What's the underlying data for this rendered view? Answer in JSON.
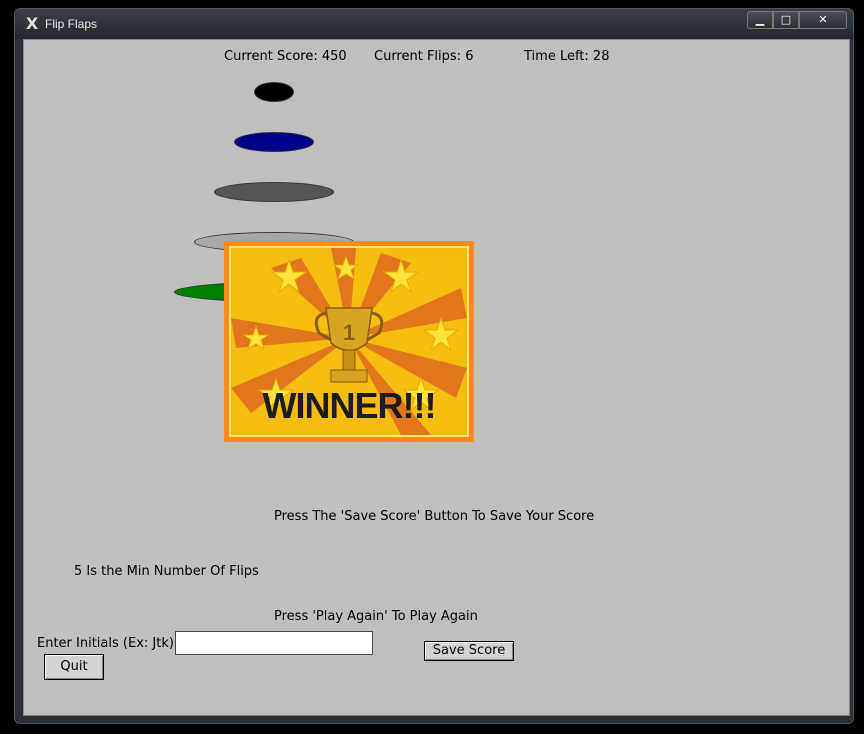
{
  "window": {
    "title": "Flip Flaps"
  },
  "status": {
    "score": "Current Score: 450",
    "flips": "Current Flips: 6",
    "time": "Time Left: 28"
  },
  "disks": [
    {
      "color": "#000000"
    },
    {
      "color": "#00008b"
    },
    {
      "color": "#555555"
    },
    {
      "color": "#a9a9a9"
    },
    {
      "color": "#008000"
    }
  ],
  "winner": {
    "text": "WINNER!!!",
    "trophy_number": "1"
  },
  "messages": {
    "save_prompt": "Press The 'Save Score' Button To Save Your Score",
    "min_flips": "5 Is the Min Number Of Flips",
    "play_again": "Press 'Play Again' To Play Again"
  },
  "form": {
    "initials_label": "Enter Initials (Ex: Jtk)",
    "initials_value": "",
    "save_label": "Save Score",
    "quit_label": "Quit"
  }
}
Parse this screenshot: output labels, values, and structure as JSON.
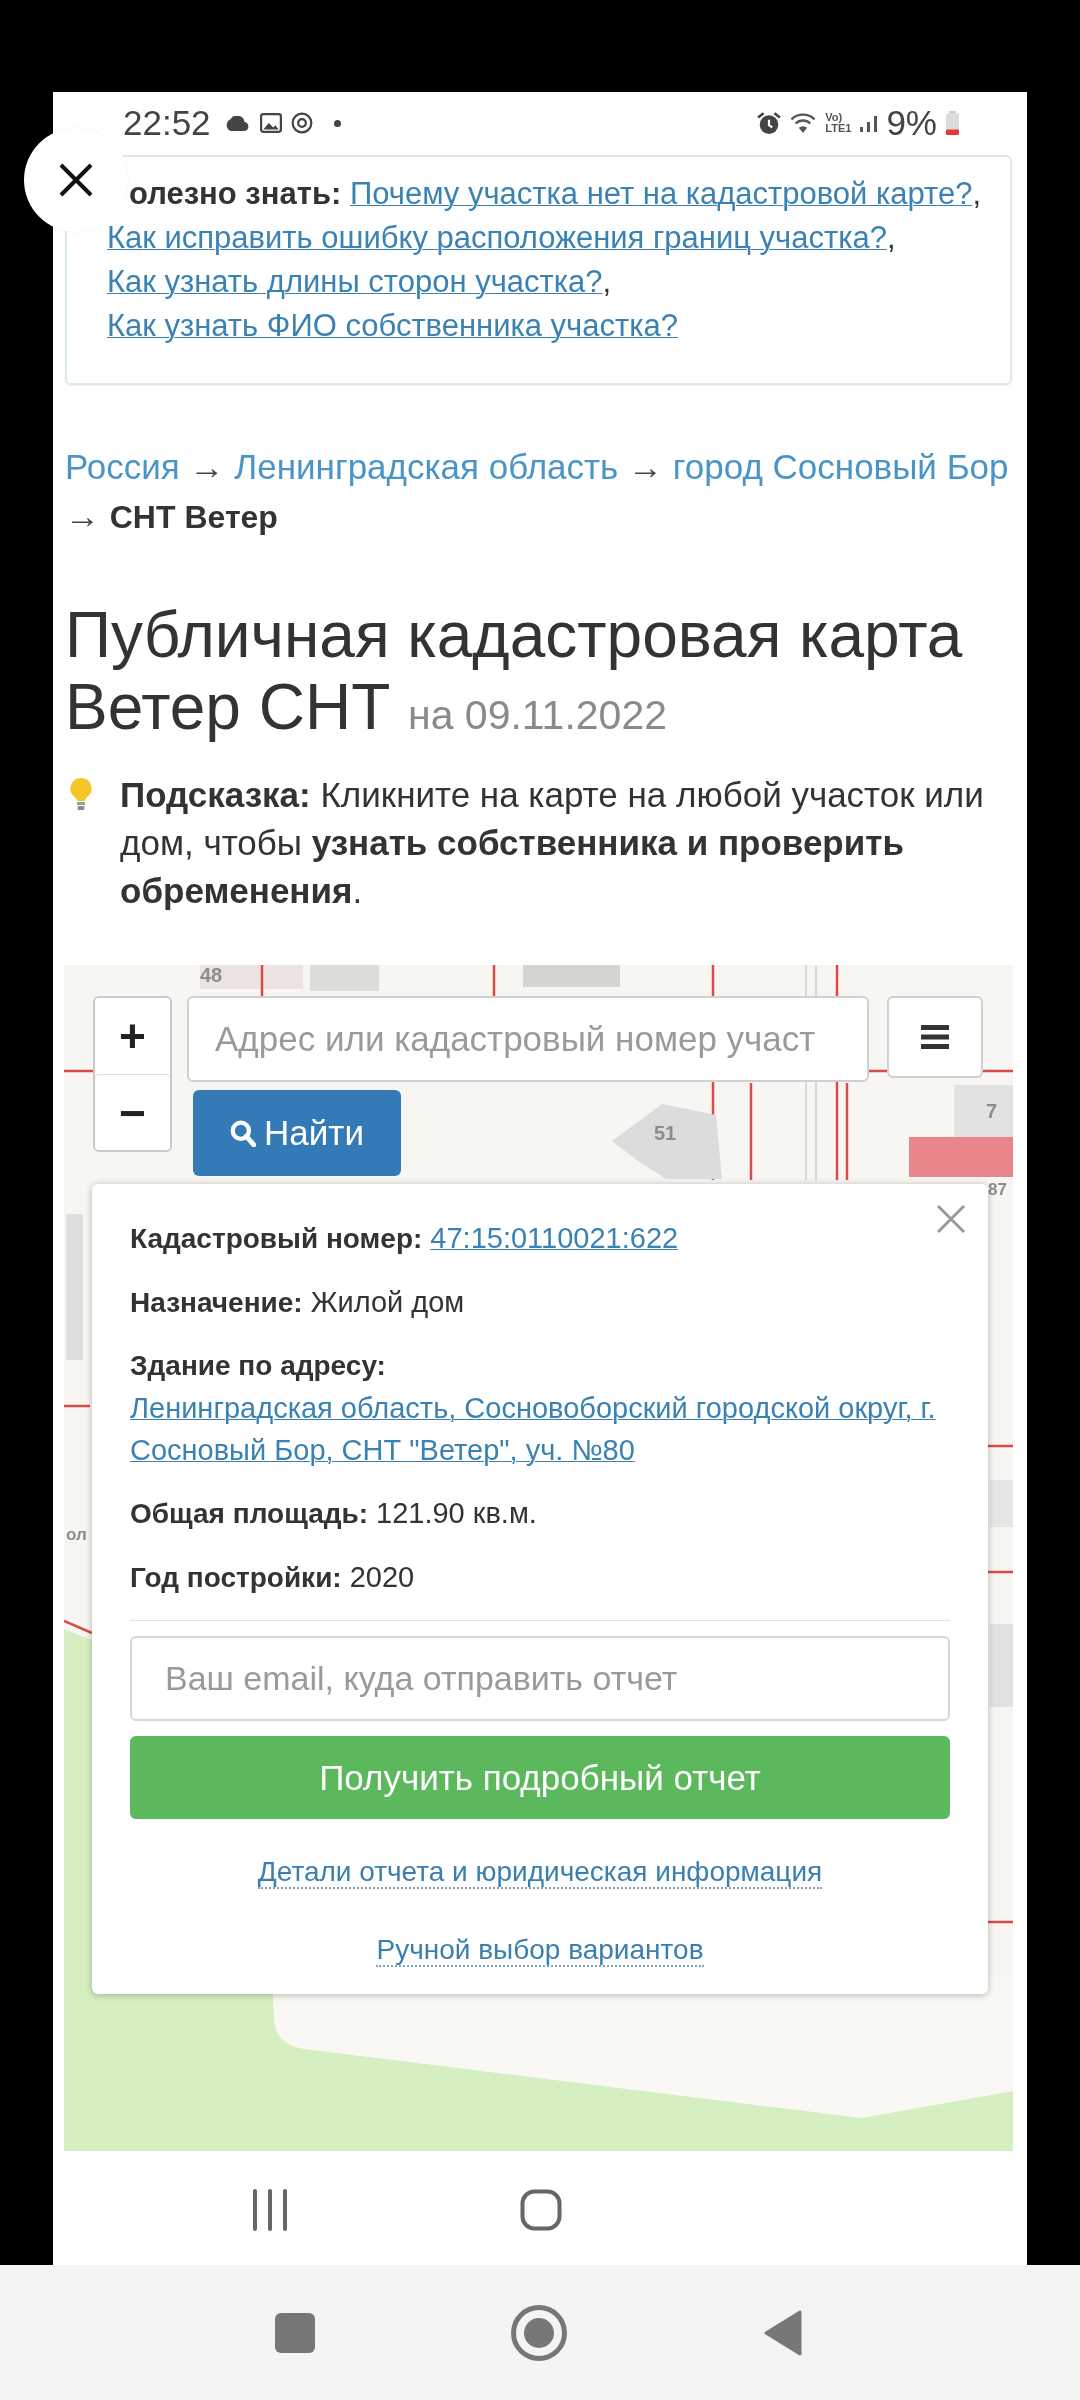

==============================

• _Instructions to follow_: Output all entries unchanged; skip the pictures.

• _Completed task_:
What's the underlying data for this rendered view? Answer in JSON.
{
  "window": {
    "title": "Flip Flaps"
  },
  "status": {
    "score": "Current Score: 450",
    "flips": "Current Flips: 6",
    "time": "Time Left: 28"
  },
  "disks": [
    {
      "color": "#000000"
    },
    {
      "color": "#00008b"
    },
    {
      "color": "#555555"
    },
    {
      "color": "#a9a9a9"
    },
    {
      "color": "#008000"
    }
  ],
  "winner": {
    "text": "WINNER!!!",
    "trophy_number": "1"
  },
  "messages": {
    "save_prompt": "Press The 'Save Score' Button To Save Your Score",
    "min_flips": "5 Is the Min Number Of Flips",
    "play_again": "Press 'Play Again' To Play Again"
  },
  "form": {
    "initials_label": "Enter Initials (Ex: Jtk)",
    "initials_value": "",
    "save_label": "Save Score",
    "quit_label": "Quit"
  }
}
Parse this screenshot: output labels, values, and structure as JSON.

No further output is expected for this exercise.